[Opening PROVIDED INFORMATION section]

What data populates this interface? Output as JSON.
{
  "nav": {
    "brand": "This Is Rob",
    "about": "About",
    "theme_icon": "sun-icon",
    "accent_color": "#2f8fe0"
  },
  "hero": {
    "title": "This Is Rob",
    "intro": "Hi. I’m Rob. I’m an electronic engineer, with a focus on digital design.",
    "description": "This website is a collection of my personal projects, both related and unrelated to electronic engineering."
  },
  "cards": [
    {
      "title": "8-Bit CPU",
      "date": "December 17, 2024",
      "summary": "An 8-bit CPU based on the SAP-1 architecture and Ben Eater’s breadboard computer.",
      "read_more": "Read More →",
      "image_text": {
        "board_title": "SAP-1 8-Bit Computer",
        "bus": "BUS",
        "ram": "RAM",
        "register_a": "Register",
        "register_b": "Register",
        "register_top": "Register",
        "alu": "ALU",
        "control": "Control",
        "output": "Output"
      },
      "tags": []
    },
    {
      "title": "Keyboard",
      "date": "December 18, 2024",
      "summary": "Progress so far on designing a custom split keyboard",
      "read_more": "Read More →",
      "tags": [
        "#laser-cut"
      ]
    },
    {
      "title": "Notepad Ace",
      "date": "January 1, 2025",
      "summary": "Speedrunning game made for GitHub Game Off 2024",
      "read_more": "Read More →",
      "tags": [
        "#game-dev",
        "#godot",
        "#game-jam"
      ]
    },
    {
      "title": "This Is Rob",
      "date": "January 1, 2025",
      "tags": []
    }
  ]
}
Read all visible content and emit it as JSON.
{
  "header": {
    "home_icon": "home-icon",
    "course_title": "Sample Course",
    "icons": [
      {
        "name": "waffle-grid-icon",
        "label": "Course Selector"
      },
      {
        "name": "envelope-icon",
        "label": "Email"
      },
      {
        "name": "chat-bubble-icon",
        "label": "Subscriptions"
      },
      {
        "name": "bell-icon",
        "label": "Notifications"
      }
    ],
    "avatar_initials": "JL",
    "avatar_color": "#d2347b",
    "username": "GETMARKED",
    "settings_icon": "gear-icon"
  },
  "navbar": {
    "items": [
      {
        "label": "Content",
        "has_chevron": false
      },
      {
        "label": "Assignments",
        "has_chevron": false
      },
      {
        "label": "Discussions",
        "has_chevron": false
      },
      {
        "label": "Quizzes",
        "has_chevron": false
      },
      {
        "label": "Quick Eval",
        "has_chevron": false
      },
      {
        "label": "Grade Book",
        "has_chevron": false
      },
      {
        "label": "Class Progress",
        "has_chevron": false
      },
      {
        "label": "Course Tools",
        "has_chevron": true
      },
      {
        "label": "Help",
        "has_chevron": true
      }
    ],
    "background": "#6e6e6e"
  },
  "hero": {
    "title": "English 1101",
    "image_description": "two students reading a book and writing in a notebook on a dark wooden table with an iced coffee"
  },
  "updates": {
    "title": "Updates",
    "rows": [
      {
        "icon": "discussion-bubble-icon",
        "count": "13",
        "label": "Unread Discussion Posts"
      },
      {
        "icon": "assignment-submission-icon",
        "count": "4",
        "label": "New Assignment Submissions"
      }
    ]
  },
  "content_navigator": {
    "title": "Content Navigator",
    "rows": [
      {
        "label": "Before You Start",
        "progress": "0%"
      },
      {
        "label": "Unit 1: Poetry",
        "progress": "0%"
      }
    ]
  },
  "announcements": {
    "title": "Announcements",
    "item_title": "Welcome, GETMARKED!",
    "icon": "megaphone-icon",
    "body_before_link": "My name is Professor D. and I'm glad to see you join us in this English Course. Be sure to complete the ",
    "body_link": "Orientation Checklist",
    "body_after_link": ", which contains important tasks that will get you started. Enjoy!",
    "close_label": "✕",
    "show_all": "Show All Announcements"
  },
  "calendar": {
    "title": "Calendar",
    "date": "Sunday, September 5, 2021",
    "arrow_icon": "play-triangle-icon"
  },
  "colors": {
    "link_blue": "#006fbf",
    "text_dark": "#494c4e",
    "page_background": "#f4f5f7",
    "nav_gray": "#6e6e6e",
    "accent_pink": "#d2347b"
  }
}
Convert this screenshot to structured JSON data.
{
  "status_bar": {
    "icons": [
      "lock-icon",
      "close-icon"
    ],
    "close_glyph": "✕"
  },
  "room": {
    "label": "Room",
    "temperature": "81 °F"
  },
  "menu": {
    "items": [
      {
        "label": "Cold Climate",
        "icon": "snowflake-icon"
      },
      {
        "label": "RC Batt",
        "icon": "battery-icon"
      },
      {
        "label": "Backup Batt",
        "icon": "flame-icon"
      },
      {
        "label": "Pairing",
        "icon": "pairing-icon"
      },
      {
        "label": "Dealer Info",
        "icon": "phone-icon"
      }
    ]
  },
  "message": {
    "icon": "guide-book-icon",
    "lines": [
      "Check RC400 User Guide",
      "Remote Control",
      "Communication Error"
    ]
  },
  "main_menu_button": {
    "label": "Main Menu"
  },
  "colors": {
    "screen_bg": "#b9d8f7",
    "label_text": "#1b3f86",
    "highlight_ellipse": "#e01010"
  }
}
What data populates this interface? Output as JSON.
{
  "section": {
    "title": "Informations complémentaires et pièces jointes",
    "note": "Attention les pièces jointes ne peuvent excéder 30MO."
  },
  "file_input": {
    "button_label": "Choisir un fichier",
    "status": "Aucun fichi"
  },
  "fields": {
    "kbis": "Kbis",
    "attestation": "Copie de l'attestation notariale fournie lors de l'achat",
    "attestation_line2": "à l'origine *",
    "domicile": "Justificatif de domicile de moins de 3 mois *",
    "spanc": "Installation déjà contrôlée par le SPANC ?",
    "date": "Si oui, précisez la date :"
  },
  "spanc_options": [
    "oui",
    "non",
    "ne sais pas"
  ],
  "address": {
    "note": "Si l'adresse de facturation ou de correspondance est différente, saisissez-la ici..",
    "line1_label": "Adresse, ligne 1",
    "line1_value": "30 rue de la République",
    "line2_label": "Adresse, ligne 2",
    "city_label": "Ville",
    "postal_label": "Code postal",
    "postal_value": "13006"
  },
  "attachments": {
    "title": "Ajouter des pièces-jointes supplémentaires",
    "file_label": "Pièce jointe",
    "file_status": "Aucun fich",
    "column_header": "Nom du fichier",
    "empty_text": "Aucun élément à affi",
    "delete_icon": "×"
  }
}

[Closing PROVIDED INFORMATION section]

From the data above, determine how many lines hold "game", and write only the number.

3